In Flagler County in May, the unemployment rate had fallen to 15.1 percent, lowest in a year, helped here, too, by hundreds of census jobs. Some 32,100 government jobs were added to Florida payrolls in May. But federal numbers released today are one month ahead of state numbers. Florida’s June and July unemployment numbers will be more indicative of the direction of the economy, as the skewed effects of temporary census jobs will have mostly disappeared by then.
Nationally, the private sector did add 83,000 jobs, but for the economy to stay even, with new entrants in the labor force, it must create between 110,000 and 125,000 jobs a month, and to grow, it must add well above those numbers. The Labor Department points to 600,000 private sector jobs created in the first six months, an average of 100,000 a month–barely under the break-even point, but significantly below the rate of an economy bouncing out of recession, when job creation is usually very strong.
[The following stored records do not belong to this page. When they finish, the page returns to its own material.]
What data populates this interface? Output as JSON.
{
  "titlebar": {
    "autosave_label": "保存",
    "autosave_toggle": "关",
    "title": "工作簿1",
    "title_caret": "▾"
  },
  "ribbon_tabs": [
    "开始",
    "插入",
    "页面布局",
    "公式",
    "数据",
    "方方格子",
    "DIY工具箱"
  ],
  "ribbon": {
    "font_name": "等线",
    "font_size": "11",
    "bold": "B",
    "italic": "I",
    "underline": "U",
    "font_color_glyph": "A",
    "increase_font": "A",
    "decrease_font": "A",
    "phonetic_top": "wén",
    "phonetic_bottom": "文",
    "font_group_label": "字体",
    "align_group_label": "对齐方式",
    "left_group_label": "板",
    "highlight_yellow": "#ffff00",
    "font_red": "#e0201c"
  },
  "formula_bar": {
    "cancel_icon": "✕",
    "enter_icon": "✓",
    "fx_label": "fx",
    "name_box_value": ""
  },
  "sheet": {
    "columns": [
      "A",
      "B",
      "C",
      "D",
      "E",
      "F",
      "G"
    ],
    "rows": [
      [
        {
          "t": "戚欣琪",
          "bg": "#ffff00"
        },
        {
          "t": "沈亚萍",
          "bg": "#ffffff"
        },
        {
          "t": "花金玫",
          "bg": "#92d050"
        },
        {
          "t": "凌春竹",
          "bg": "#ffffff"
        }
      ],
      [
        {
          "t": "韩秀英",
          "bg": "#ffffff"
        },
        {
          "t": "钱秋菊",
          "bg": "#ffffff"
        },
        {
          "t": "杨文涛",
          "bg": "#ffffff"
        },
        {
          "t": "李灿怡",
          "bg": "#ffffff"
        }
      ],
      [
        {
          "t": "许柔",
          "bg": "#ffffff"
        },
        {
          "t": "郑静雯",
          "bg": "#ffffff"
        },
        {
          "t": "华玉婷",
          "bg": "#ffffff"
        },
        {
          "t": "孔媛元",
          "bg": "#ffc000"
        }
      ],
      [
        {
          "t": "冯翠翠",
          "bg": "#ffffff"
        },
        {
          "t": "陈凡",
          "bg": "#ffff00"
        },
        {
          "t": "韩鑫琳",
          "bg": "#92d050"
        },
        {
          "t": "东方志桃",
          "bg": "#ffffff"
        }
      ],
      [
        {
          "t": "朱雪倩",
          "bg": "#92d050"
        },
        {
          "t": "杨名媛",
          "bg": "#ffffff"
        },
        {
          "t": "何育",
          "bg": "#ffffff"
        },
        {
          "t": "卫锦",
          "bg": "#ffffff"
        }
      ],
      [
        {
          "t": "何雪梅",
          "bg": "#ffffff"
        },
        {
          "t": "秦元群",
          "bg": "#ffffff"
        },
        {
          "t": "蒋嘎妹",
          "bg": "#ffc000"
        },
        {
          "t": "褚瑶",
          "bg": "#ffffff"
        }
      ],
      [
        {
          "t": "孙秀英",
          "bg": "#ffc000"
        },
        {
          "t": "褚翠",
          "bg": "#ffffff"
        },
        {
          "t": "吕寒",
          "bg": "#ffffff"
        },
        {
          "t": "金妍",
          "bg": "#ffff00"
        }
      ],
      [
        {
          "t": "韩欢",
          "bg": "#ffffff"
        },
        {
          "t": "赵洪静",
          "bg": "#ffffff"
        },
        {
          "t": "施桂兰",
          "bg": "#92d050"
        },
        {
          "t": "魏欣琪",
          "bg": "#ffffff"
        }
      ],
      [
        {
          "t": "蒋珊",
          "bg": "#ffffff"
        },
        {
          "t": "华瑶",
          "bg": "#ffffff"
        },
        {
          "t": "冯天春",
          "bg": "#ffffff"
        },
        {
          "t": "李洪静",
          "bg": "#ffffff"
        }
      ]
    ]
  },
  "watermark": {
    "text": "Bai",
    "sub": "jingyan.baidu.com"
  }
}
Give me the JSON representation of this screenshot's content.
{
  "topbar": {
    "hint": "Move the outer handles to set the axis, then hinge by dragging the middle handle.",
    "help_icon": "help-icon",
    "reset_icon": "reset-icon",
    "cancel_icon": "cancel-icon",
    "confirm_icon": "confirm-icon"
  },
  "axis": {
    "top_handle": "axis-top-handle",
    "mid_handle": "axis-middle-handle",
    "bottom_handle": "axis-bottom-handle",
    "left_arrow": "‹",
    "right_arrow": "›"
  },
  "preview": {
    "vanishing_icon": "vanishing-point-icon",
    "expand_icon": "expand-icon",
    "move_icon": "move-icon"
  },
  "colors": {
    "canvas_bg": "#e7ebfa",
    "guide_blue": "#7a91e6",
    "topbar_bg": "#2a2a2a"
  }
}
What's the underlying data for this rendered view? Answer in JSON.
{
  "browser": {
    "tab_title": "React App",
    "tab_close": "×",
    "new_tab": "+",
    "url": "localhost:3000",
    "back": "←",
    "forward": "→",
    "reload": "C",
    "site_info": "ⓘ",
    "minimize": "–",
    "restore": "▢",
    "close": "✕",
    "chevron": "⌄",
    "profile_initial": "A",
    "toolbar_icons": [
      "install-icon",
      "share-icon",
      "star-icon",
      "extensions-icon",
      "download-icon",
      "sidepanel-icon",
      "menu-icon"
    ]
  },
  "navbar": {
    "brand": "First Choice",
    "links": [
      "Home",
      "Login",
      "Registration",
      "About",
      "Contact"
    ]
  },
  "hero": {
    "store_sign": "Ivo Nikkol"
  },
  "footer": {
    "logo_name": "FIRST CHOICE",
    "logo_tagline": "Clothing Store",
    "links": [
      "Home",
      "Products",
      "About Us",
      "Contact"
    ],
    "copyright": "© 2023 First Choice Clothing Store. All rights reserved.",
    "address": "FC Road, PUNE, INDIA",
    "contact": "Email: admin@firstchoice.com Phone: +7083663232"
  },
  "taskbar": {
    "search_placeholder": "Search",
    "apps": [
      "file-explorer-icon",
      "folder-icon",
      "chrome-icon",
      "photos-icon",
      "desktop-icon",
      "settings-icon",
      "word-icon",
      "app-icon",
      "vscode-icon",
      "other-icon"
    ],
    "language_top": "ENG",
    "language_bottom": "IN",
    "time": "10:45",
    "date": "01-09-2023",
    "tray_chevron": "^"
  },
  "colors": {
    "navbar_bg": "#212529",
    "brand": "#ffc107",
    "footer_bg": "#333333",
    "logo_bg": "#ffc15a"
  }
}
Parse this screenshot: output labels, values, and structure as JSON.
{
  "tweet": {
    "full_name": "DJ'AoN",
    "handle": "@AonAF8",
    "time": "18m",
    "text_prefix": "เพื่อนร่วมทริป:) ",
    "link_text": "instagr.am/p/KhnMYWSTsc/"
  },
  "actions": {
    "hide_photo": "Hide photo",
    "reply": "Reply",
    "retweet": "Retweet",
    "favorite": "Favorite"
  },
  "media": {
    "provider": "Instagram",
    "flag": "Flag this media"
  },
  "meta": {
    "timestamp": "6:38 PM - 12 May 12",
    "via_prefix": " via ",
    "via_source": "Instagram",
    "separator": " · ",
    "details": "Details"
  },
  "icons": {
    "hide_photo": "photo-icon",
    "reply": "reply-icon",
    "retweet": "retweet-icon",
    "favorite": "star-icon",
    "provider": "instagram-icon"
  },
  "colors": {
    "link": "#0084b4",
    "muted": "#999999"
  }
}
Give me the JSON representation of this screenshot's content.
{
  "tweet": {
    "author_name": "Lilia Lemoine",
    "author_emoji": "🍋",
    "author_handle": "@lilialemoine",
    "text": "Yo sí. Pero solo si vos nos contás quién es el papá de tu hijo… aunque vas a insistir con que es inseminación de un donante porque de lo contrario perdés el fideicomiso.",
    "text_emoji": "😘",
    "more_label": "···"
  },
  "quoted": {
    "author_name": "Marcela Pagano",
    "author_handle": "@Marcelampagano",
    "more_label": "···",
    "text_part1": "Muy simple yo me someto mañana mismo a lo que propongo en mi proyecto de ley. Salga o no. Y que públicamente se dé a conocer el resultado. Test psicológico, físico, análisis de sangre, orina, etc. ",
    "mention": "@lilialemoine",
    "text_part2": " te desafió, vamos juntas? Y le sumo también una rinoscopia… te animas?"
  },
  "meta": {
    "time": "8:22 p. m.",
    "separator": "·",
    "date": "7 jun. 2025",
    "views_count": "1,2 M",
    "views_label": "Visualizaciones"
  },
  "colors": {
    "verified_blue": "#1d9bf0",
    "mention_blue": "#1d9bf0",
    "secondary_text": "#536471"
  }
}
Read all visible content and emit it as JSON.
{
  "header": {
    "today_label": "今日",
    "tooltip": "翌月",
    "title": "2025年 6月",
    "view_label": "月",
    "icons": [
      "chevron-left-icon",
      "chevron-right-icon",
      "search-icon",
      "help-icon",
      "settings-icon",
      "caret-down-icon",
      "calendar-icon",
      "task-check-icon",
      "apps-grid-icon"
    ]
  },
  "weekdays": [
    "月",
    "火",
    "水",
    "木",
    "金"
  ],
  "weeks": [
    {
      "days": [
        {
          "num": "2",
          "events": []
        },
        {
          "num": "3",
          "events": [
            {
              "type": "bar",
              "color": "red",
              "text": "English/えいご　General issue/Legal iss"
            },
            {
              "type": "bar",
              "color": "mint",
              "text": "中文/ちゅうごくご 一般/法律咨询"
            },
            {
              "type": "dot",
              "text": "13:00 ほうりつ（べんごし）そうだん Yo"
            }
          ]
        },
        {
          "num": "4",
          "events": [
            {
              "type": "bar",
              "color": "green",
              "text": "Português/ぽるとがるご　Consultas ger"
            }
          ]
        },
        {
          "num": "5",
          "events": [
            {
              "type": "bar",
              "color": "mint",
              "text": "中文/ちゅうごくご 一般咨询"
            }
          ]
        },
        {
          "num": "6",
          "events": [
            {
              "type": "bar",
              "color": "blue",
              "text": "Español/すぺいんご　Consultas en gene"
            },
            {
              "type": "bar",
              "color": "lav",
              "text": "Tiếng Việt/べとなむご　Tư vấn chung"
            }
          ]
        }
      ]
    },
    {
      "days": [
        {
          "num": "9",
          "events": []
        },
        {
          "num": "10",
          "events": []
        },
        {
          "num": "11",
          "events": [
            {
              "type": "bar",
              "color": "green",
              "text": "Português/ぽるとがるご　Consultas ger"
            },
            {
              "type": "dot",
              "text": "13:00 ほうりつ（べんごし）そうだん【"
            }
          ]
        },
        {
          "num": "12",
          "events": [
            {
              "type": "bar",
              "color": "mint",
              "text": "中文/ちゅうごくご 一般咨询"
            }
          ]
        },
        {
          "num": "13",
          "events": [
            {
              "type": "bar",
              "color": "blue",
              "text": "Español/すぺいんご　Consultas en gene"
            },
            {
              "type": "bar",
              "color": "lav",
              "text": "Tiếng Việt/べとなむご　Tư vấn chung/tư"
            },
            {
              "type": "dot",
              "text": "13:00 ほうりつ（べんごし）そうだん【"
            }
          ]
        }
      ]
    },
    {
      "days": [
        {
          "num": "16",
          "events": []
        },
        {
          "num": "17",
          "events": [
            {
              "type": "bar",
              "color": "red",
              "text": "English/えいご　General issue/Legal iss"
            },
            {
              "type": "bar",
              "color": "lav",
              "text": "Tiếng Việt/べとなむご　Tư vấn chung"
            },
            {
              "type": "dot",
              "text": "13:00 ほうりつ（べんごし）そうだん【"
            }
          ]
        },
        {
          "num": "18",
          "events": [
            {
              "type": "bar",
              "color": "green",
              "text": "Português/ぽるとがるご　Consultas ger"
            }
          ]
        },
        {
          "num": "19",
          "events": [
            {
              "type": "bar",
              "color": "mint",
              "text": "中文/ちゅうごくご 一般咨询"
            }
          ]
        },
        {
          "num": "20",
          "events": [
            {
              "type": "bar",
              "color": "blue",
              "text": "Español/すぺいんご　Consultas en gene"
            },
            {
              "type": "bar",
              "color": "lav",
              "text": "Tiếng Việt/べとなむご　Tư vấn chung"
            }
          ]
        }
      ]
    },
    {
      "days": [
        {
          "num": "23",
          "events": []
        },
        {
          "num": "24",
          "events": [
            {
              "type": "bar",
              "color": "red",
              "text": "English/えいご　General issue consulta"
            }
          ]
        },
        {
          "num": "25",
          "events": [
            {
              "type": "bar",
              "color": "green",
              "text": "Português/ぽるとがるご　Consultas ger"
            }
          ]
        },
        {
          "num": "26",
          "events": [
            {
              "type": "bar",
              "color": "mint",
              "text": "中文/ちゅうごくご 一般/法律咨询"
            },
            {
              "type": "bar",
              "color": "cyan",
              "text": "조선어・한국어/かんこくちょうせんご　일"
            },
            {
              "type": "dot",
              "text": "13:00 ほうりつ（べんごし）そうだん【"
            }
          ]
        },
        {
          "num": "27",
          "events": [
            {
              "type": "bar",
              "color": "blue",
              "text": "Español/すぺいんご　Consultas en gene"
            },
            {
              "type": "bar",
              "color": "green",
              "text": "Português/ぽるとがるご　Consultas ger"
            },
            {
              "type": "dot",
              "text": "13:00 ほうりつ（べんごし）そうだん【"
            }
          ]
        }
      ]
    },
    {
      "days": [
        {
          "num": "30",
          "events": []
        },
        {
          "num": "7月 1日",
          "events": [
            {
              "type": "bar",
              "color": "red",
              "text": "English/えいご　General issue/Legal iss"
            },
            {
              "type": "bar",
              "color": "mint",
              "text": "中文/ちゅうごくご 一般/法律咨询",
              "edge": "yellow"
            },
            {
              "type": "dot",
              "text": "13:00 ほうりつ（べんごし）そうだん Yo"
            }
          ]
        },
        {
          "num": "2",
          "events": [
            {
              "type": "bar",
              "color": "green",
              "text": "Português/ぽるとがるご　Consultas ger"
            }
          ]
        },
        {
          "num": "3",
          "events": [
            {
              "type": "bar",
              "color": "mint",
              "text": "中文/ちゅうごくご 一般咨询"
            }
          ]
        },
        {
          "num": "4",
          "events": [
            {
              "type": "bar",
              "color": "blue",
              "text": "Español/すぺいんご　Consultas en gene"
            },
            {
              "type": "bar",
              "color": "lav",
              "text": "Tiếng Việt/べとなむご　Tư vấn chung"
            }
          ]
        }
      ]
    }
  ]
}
That wasn’t the case after the 2001 recession. It is still not the case after the last recession, the most severe on record since the Depression of the 1930s. And despite the 600,000 private-sector jobs created since January, the economy is still 7.9 million private sector jobs below the December 2007 level.
Worse news for job-seekers: the federal economic stimulus is beginning to run out, and the federal government, along with state and local governments, are reducing spending considerably.
Here’s where the jobs were created:
Temporary help in professional services added 21,000 jobs, for a total of 379,000 new such jobs since September 2009. Temporary jobs are not high-quality and carry no benefits for the employee. Management
and technical consulting and business support services saw an increase of 18,000 jobs. Transportation and warehousing added 15,000 jobs. Health care employment, usually stronger, added a mere 9,000 jobs, with a total of 217,000 added over the past 12 months. Mining added 6,000 jobs, and manufacturing added 9,000, for a total of 136,000 new manufacturing jobs since December 2009.
But construction employment continues to fall (22,000 jobs lost in June). Government jobs fell by 208,000, driven largely by census job losses. State and local governments have not been adding or losing jobs.
And in one last bleak spot for workers, average hourly earnings of all employees in the private sector
decreased by 2 cents, or 0.1 percent, to $22.53 in June. Over the past 12 months, average hourly earnings have increased by 1.7 percent. In June, average hourly earnings of private-sector production and non-
supervisory employees were unchanged at $19.00.